Appellees misinterpret the relevance of Welsh and McCoy. These cases do not stand for the maxim: Perfection at judgment, or by lien if statute so provides. Rather, these cases stand for the proposition that, under Arizona law, a party does not attain an interest superior to a subsequent purchaser until a lien has been attached to the property in the case of an attachment proceeding, or until judgment in the case of a garnishment proceeding. McCoy, 46 B.R. at 12 ("This court is bound by Arizona's highest court's interpretation of garnishment liens. Thus, the words of that court in Kuffel [ v. United States, 103 Ariz. 321, 441 P.2d 771 (1968)], that `perfection must await judicial action' and a creditor `did not have the right to the funds impounded' are controlling herein."); Welsh, 68 B.R. at 523 ("The creation of the express lien gives the attaching creditor priority over any subsequent bona fide purchasers or creditors. It is evident that, under 11 U.S.C. § 547(e)(1)(A), the levy of the writ of attachment meets the required perfection test.").
In contrast, under California law, a party attains an interest superior to subsequent purchasers upon recordation of the lis pendens. It is the fact of attainment of a superior interest, not the creation of a lien or the rendering of a judgment, that creates a transfer under the Bankruptcy Code in both California and Arizona.

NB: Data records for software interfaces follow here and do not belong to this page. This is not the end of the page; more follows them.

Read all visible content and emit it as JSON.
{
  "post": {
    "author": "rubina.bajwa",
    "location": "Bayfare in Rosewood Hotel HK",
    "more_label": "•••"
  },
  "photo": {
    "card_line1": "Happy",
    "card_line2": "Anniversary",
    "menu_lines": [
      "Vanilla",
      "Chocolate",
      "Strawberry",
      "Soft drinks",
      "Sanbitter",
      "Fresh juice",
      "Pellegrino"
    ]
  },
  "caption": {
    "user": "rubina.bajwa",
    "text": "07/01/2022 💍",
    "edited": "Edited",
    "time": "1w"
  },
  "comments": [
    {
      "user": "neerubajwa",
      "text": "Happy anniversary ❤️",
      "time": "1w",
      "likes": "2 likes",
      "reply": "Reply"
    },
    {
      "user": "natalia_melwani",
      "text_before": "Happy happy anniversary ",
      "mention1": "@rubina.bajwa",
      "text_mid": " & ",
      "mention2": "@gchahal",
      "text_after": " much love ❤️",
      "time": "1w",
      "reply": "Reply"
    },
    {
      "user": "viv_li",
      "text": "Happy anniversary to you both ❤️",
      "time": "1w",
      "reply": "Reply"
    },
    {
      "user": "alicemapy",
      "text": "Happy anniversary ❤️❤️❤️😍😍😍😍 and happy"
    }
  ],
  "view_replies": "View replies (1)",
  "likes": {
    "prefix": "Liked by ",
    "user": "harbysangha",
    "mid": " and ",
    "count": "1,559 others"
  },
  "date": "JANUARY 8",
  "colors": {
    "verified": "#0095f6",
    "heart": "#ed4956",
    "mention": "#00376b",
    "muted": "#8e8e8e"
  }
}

Accordingly, we hold that the filing of a valid lis pendens is a transfer within the meaning of the Bankruptcy Code. Hurst's interest in the Lanes' property relates back in time to the filing of the lis pendens and is therefore not avoidable as a preference.
Because we reinstate the bankruptcy court's decision that Hurst is a secured creditor, we need not reach the effect of the Superior Court's finding of a fraudulent conveyance on the question of dischargeability of the Lanes' debt.